Hindu right-wing organisations attempted to stage a protest at Bhedaghat, the location of the marble rocks and the picturesque Dhuadhar waterfall in Jabalpur, Madhya Pradesh, days after the release of the Pathaan song “Besharam Rang,” after learning that the movie Dunki, which stars Shah Rukh Khan, was being filmed there.
A lot of social media discussion on movie stars also includes criticism of them as frivolous, portraying the entire industry as an unappealing place to work. Ratna Pathak Shah, an actor who has been in the business for close to four decades, responded that most of the perception is totally contrived when asked if it hurts her.
“I’ve heard these are the talks that are taking place. Without a doubt, there is a devaluation of artists in some peoples’ thoughts, or let’s say, in the minds of the general public. Additionally, there is a lot of outside pressure and stoking the flame to keep some topics raging.
“I strongly believe that such a system of government is not good for any community. For art and craft to reach their greatest potential, a sense of independence is necessary. It is getting more challenging.
Ratna Pathak Shah added, however, that recent Hindi film productions haven’t necessarily been among the genre’s best. The actor believes it may be appropriate to criticise the film industry for its shoddy work, but labelling cinema performers with labels is depressing.
“We haven’t created anything that merits praise in any way. Many of the things we create are dreadful or, at best, average. The amount of work that goes into producing a movie is huge, therefore it’s unfortunate that movies and moviemakers are so easily branded as this or that. A complete waste of time. Do we not have other things to consider?
“Look at our nation; the pandemic has destroyed our nation’s small-scale manufacturing, and yet we stress over who is wearing what clothes?”
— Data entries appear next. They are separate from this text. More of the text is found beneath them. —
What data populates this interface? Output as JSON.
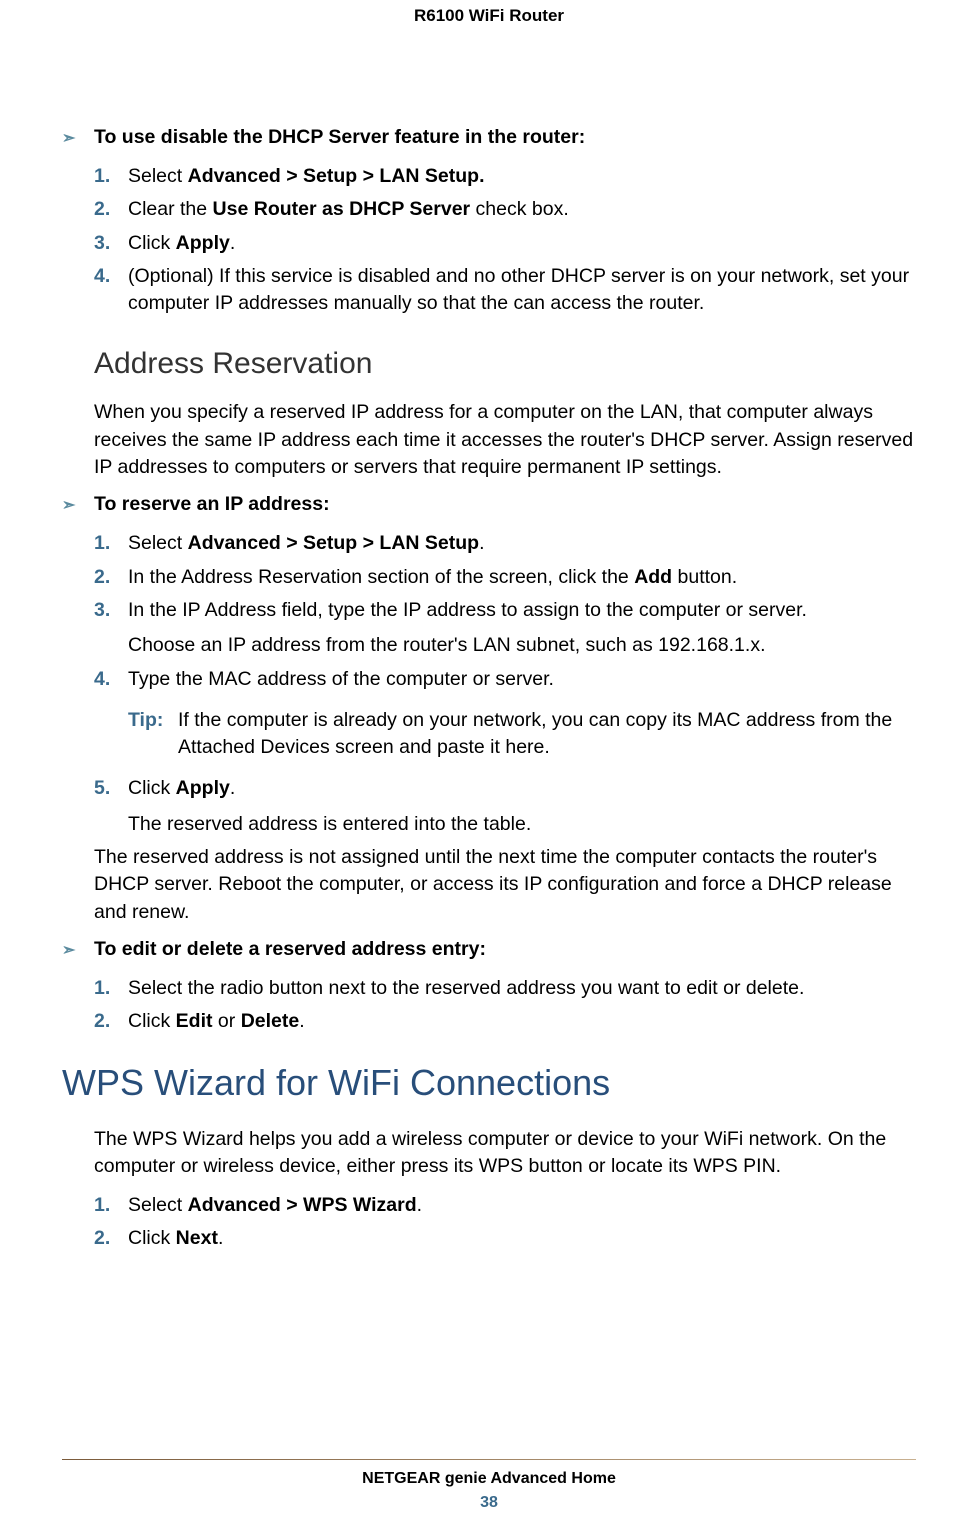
{
  "header": "R6100 WiFi Router",
  "sections": {
    "task1": {
      "heading": "To use disable the DHCP Server feature in the router:",
      "steps": [
        {
          "n": "1.",
          "pre": "Select ",
          "b": "Advanced > Setup > LAN Setup.",
          "post": ""
        },
        {
          "n": "2.",
          "pre": "Clear the ",
          "b": "Use Router as DHCP Server",
          "post": " check box."
        },
        {
          "n": "3.",
          "pre": "Click ",
          "b": "Apply",
          "post": "."
        },
        {
          "n": "4.",
          "pre": "(Optional) If this service is disabled and no other DHCP server is on your network, set your computer IP addresses manually so that the can access the router.",
          "b": "",
          "post": ""
        }
      ]
    },
    "address_reservation": {
      "title": "Address Reservation",
      "intro": "When you specify a reserved IP address for a computer on the LAN, that computer always receives the same IP address each time it accesses the router's DHCP server. Assign reserved IP addresses to computers or servers that require permanent IP settings."
    },
    "task2": {
      "heading": "To reserve an IP address:",
      "steps": [
        {
          "n": "1.",
          "pre": "Select ",
          "b": "Advanced > Setup > LAN Setup",
          "post": "."
        },
        {
          "n": "2.",
          "pre": "In the Address Reservation section of the screen, click the ",
          "b": "Add",
          "post": " button."
        },
        {
          "n": "3.",
          "pre": "In the IP Address field, type the IP address to assign to the computer or server.",
          "b": "",
          "post": "",
          "sub": "Choose an IP address from the router's LAN subnet, such as 192.168.1.x."
        },
        {
          "n": "4.",
          "pre": "Type the MAC address of the computer or server.",
          "b": "",
          "post": ""
        }
      ],
      "tip_label": "Tip:",
      "tip_text": "If the computer is already on your network, you can copy its MAC address from the Attached Devices screen and paste it here.",
      "steps2": [
        {
          "n": "5.",
          "pre": "Click ",
          "b": "Apply",
          "post": ".",
          "sub": "The reserved address is entered into the table."
        }
      ],
      "outro": "The reserved address is not assigned until the next time the computer contacts the router's DHCP server. Reboot the computer, or access its IP configuration and force a DHCP release and renew."
    },
    "task3": {
      "heading": "To edit or delete a reserved address entry:",
      "steps": [
        {
          "n": "1.",
          "pre": "Select the radio button next to the reserved address you want to edit or delete.",
          "b": "",
          "post": ""
        },
        {
          "n": "2.",
          "pre": "Click ",
          "b": "Edit",
          "post": " or ",
          "b2": "Delete",
          "post2": "."
        }
      ]
    },
    "wps": {
      "title": "WPS Wizard for WiFi Connections",
      "intro": "The WPS Wizard helps you add a wireless computer or device to your WiFi network. On the computer or wireless device, either press its WPS button or locate its WPS PIN.",
      "steps": [
        {
          "n": "1.",
          "pre": "Select ",
          "b": "Advanced > WPS Wizard",
          "post": "."
        },
        {
          "n": "2.",
          "pre": "Click ",
          "b": "Next",
          "post": "."
        }
      ]
    }
  },
  "footer": {
    "title": "NETGEAR genie Advanced Home",
    "page": "38"
  }
}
Kutch Express, which was directed by Viral Shah, also features Manasi Parekh, Dharmendra Gohil, Darsheel Safary, and Viraff Patel.